Records to process
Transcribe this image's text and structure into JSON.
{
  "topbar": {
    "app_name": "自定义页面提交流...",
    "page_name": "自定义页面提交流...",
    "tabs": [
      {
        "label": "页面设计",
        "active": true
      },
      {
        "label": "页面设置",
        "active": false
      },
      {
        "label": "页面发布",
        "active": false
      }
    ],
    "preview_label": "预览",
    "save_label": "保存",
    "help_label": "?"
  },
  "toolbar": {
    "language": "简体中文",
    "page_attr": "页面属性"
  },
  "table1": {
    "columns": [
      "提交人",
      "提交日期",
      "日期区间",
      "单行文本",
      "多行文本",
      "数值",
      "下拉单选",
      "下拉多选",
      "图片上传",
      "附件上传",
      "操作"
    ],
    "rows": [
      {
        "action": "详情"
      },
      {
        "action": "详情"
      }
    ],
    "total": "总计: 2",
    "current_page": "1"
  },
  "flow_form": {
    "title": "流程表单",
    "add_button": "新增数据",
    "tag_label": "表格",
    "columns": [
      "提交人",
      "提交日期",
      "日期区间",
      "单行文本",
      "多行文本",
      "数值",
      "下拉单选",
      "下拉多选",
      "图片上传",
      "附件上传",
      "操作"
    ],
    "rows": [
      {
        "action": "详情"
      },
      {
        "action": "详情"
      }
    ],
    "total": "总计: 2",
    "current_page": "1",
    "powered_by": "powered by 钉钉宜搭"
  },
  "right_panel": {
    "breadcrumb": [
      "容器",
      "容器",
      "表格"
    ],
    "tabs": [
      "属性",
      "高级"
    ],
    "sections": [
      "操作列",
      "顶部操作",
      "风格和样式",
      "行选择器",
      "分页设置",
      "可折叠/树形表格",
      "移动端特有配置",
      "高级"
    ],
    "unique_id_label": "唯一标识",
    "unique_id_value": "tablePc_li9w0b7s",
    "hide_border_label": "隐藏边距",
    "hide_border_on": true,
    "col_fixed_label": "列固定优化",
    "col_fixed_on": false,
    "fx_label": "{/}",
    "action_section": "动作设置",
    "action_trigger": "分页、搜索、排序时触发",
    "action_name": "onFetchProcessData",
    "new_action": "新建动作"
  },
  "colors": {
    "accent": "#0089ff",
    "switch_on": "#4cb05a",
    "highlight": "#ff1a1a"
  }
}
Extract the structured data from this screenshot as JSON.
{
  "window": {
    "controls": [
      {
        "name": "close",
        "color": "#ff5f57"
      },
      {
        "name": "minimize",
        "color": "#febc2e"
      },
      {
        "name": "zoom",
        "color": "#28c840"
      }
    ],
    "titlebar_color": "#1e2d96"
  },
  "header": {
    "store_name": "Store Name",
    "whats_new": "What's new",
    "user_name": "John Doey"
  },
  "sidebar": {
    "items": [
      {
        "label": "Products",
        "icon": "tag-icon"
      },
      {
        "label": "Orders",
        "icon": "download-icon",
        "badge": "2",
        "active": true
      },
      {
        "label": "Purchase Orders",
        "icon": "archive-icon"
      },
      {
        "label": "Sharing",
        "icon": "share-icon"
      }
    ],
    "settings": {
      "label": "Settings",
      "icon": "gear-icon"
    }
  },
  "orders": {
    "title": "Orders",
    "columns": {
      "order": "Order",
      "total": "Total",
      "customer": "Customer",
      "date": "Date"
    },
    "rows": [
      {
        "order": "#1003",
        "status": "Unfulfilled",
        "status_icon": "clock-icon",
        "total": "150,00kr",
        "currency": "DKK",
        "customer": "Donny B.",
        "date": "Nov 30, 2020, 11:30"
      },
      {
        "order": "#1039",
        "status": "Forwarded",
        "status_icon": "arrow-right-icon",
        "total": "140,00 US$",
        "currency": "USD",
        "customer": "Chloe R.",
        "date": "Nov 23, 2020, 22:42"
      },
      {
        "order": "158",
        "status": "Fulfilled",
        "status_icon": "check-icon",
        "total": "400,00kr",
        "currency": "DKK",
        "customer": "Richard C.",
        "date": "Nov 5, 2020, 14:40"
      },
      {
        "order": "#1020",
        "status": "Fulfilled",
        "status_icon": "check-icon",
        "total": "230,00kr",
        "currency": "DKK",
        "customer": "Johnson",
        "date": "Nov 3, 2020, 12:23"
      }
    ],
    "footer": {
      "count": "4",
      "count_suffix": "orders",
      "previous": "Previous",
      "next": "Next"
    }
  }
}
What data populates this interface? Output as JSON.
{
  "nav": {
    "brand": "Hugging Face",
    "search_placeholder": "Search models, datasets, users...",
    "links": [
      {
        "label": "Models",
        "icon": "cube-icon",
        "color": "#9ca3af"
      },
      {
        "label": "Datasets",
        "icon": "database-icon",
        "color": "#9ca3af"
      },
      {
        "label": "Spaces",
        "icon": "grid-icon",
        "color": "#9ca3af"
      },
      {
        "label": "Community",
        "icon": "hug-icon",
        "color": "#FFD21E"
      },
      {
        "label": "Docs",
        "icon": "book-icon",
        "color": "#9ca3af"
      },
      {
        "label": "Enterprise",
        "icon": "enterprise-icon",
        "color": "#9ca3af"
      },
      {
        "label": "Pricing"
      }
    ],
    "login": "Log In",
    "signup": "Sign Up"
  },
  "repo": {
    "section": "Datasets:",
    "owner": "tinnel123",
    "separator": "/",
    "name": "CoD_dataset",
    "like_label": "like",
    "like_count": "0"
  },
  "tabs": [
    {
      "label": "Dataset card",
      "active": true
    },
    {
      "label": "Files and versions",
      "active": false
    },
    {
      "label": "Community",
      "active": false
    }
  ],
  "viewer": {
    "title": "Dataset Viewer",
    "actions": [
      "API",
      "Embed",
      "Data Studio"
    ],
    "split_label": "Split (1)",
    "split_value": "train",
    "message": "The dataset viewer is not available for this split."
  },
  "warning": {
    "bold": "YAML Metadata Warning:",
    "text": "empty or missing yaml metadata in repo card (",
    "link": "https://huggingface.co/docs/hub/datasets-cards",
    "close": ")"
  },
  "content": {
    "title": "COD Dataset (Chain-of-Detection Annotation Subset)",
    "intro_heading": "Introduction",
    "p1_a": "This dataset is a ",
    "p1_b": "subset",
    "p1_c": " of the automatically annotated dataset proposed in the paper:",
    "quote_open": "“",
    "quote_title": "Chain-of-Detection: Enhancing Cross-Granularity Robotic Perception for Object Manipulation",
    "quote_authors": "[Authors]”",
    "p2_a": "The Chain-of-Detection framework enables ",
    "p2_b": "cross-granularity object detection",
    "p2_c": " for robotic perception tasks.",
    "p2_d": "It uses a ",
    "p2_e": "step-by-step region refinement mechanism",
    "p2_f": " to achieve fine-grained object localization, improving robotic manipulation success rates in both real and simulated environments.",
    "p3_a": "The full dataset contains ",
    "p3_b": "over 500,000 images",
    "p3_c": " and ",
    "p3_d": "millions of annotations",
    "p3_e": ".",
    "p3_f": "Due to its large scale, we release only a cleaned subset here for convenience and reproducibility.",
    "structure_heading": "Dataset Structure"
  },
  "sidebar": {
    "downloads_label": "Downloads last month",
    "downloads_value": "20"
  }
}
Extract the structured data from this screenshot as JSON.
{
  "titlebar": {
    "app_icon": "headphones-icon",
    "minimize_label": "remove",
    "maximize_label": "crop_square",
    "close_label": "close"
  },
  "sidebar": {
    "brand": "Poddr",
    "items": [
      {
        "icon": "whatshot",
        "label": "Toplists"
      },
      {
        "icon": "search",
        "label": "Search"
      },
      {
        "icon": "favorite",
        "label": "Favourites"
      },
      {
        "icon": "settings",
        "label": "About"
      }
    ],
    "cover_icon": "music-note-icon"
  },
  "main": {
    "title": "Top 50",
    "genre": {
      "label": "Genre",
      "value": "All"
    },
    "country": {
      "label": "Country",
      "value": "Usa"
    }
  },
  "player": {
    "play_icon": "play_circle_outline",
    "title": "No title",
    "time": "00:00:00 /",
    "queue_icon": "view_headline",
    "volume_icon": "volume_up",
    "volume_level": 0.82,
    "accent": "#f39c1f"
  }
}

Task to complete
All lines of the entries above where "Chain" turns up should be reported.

Solution for this problem
    "title": "COD Dataset (Chain-of-Detection Annotation Subset)",
    "quote_title": "Chain-of-Detection: Enhancing Cross-Granularity Robotic Perception for Object Manipulation",
    "p2_a": "The Chain-of-Detection framework enables ",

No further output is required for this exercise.